The answer should be each line from the entries below that has the word "letter" in it.

**Information shown:**
■ ■ ■ ■ ■ ■ ■

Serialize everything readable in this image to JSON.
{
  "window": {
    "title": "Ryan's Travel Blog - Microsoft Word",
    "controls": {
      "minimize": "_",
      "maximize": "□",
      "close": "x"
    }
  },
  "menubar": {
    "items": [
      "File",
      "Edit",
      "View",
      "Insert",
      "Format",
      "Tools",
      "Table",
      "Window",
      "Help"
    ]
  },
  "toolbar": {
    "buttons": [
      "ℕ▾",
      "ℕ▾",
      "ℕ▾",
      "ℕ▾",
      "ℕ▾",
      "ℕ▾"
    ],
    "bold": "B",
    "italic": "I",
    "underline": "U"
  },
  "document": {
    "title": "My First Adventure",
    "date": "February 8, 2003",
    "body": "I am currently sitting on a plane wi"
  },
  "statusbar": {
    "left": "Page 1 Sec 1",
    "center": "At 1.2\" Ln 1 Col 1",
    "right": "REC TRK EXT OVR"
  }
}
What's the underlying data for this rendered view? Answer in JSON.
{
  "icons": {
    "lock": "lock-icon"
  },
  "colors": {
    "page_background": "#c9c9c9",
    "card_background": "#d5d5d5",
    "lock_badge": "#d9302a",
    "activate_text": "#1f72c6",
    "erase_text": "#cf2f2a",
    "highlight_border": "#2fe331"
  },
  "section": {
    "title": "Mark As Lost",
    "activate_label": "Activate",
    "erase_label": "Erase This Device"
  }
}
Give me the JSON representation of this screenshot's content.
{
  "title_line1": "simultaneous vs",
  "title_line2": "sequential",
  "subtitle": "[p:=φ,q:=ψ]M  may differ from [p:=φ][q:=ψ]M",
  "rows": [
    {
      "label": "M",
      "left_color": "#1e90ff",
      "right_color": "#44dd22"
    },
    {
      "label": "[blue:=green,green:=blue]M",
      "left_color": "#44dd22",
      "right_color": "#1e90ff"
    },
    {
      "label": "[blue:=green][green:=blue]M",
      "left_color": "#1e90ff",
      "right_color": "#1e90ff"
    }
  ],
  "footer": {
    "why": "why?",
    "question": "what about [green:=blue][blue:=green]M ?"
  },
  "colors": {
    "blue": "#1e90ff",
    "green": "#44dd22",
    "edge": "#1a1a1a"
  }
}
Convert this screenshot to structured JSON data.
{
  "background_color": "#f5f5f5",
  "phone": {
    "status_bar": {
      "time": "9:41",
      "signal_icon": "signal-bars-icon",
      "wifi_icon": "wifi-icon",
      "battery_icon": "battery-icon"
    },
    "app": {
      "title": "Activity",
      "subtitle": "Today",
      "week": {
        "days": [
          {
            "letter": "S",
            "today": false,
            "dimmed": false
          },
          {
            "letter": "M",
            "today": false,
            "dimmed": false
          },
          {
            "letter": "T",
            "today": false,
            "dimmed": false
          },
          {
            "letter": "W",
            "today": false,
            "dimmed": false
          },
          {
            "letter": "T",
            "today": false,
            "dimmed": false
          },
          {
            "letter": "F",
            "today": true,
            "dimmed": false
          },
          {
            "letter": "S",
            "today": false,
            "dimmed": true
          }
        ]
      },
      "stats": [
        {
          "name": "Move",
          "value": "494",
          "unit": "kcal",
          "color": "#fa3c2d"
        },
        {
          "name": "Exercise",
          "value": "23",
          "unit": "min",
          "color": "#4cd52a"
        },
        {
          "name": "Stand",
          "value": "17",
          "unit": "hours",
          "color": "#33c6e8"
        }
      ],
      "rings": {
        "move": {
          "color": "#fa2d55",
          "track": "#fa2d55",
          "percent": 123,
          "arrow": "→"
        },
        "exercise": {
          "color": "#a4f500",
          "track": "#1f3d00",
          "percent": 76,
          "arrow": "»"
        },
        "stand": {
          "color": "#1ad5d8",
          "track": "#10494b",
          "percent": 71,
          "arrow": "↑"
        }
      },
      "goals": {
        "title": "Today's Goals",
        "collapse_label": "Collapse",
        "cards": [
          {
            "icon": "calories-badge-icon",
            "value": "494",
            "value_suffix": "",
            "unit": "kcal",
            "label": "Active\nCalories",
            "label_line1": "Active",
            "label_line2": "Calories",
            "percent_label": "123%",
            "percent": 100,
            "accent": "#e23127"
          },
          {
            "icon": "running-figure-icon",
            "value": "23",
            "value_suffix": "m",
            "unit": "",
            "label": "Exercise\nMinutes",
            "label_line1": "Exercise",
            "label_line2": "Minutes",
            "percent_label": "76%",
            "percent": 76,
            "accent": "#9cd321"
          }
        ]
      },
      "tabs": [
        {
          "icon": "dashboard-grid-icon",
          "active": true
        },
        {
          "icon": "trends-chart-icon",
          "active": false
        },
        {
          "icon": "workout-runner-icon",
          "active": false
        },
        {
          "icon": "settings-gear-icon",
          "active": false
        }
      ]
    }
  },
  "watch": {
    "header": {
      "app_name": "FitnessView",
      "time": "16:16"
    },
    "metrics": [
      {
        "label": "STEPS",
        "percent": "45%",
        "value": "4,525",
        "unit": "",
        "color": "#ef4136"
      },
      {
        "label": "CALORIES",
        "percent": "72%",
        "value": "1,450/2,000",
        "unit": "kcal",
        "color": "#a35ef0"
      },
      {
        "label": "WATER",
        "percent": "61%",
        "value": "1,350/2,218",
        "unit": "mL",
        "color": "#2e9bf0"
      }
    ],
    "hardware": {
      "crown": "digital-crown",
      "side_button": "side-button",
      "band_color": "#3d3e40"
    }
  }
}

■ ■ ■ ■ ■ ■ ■

**Expected output:**
            "letter": "S",
            "letter": "M",
            "letter": "T",
            "letter": "W",
            "letter": "T",
            "letter": "F",
            "letter": "S",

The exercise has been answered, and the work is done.